**Website and app data records:**
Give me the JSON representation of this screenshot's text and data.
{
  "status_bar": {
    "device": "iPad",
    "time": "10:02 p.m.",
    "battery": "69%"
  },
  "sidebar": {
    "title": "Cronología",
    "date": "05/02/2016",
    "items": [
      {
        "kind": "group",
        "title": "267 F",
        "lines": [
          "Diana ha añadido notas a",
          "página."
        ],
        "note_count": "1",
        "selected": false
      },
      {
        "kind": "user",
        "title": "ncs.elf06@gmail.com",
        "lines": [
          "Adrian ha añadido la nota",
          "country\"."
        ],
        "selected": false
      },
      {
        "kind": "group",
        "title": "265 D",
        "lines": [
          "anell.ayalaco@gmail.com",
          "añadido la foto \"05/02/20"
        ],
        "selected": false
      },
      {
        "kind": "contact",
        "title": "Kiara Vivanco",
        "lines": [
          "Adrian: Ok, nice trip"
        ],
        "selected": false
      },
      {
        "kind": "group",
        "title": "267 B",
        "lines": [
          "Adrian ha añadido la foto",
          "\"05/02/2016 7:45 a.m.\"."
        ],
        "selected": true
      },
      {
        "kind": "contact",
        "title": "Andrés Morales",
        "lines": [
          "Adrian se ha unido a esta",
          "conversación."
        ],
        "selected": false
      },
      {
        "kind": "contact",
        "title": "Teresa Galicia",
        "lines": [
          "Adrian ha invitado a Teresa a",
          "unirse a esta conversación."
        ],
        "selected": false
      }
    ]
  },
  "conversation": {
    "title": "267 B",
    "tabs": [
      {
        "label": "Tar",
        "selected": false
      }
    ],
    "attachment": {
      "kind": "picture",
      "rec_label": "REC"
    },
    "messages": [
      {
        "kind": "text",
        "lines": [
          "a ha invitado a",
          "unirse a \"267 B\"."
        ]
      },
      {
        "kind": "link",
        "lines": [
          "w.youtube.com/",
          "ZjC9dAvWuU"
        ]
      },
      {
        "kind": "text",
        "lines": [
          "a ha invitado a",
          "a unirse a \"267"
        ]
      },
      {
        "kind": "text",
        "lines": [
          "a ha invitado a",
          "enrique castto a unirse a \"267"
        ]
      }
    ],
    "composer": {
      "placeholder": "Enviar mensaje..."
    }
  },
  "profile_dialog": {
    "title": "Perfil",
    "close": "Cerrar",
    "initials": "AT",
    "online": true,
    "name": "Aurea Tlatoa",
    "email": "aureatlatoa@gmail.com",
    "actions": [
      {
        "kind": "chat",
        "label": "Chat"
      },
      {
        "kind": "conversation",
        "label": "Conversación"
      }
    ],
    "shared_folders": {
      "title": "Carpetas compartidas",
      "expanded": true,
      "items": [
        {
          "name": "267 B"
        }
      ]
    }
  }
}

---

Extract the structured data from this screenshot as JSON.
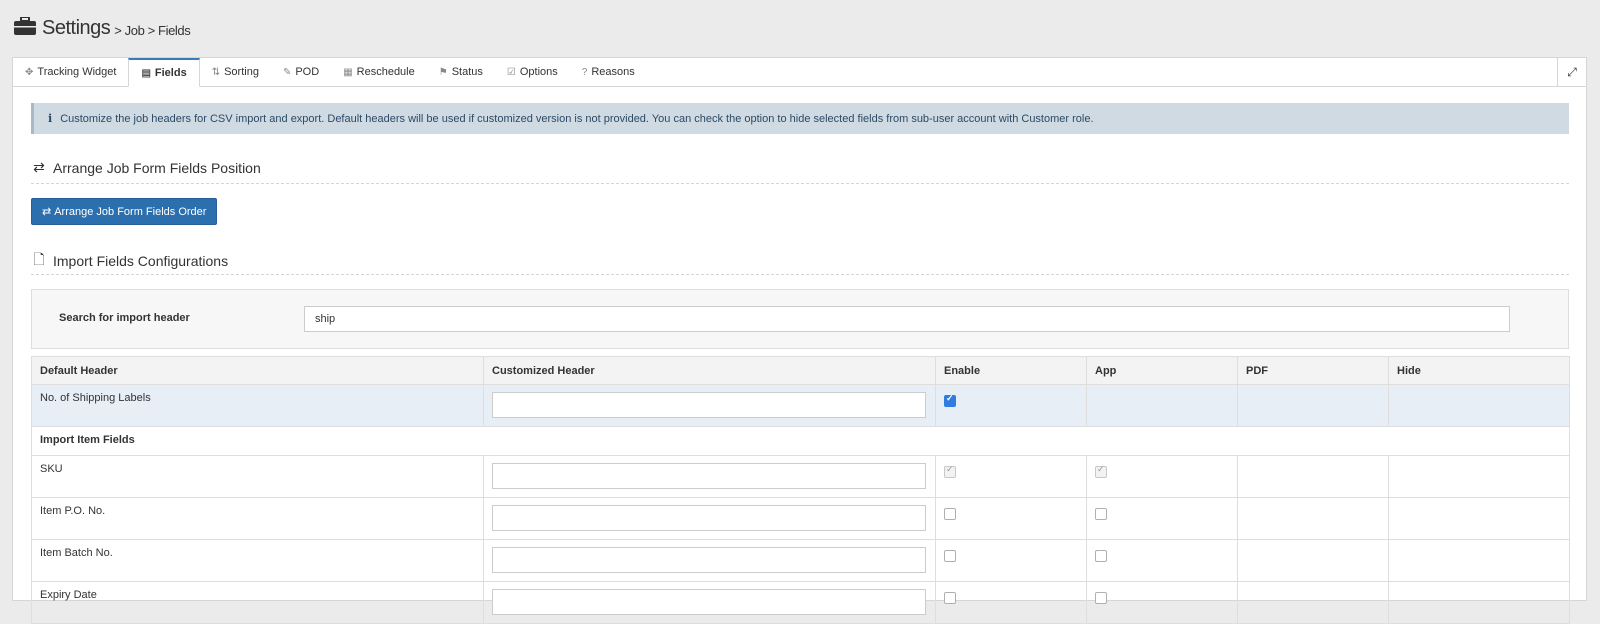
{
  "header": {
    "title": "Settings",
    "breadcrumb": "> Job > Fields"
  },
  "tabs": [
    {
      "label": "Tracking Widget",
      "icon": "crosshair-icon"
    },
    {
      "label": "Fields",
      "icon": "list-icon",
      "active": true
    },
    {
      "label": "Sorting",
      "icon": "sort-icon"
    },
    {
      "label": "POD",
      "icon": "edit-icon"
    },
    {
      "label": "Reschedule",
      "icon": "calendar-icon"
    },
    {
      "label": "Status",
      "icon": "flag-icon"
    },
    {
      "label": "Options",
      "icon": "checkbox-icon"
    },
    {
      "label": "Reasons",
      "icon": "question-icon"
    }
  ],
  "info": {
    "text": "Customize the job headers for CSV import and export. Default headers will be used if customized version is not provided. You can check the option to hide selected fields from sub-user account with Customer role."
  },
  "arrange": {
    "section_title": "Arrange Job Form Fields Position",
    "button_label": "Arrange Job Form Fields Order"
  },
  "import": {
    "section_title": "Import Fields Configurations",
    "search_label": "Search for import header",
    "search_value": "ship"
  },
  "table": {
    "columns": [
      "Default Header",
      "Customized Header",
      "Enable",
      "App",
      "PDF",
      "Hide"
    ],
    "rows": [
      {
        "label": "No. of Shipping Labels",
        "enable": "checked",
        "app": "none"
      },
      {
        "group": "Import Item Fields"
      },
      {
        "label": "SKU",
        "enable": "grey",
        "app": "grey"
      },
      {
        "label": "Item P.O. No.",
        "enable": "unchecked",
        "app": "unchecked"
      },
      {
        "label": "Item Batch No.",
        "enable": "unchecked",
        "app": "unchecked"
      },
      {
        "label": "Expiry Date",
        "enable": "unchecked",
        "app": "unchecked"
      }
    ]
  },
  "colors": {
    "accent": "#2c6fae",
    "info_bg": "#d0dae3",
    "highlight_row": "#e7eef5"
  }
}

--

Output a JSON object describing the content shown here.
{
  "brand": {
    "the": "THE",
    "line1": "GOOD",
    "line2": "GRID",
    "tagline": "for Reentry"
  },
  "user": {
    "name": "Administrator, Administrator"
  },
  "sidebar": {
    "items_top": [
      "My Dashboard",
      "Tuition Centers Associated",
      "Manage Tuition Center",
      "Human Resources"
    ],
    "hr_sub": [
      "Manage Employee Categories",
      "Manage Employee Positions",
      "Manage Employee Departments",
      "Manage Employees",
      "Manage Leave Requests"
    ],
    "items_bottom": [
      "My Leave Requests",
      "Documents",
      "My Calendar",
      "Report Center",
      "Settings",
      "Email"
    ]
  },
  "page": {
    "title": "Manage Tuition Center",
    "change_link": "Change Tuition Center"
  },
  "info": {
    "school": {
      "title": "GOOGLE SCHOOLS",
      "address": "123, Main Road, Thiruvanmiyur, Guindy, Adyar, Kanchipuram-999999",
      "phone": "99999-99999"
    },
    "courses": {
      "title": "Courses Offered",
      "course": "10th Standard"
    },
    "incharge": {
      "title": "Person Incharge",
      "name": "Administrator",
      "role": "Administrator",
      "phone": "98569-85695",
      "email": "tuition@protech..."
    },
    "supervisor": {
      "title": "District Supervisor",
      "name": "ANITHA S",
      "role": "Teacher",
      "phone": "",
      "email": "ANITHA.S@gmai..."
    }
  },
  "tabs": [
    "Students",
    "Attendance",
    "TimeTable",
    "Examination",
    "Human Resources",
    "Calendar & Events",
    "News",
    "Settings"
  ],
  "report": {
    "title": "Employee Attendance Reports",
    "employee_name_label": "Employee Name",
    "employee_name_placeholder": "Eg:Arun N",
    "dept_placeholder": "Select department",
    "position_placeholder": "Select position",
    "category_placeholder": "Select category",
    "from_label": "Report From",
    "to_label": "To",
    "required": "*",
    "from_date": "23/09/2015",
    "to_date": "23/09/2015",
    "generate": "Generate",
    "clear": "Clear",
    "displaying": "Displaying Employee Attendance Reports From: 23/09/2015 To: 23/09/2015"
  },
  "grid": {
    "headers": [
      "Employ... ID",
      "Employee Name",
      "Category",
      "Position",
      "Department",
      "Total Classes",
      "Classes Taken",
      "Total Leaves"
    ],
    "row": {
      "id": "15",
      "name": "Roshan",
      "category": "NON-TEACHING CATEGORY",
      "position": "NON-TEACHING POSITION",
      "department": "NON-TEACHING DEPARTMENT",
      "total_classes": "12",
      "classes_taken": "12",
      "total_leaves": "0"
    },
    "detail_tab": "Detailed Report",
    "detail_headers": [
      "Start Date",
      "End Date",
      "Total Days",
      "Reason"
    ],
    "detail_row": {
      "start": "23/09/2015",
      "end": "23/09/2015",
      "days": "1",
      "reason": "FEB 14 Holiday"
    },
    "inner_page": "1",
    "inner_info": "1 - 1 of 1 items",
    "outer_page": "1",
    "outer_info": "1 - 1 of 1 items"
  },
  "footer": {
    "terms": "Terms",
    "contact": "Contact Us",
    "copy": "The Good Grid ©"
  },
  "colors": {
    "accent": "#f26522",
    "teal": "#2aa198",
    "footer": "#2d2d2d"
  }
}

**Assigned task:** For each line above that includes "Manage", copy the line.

**Solution to this task:**
      "Manage Tuition Center",
      "Manage Employee Categories",
      "Manage Employee Positions",
      "Manage Employee Departments",
      "Manage Employees",
      "Manage Leave Requests"
    "title": "Manage Tuition Center",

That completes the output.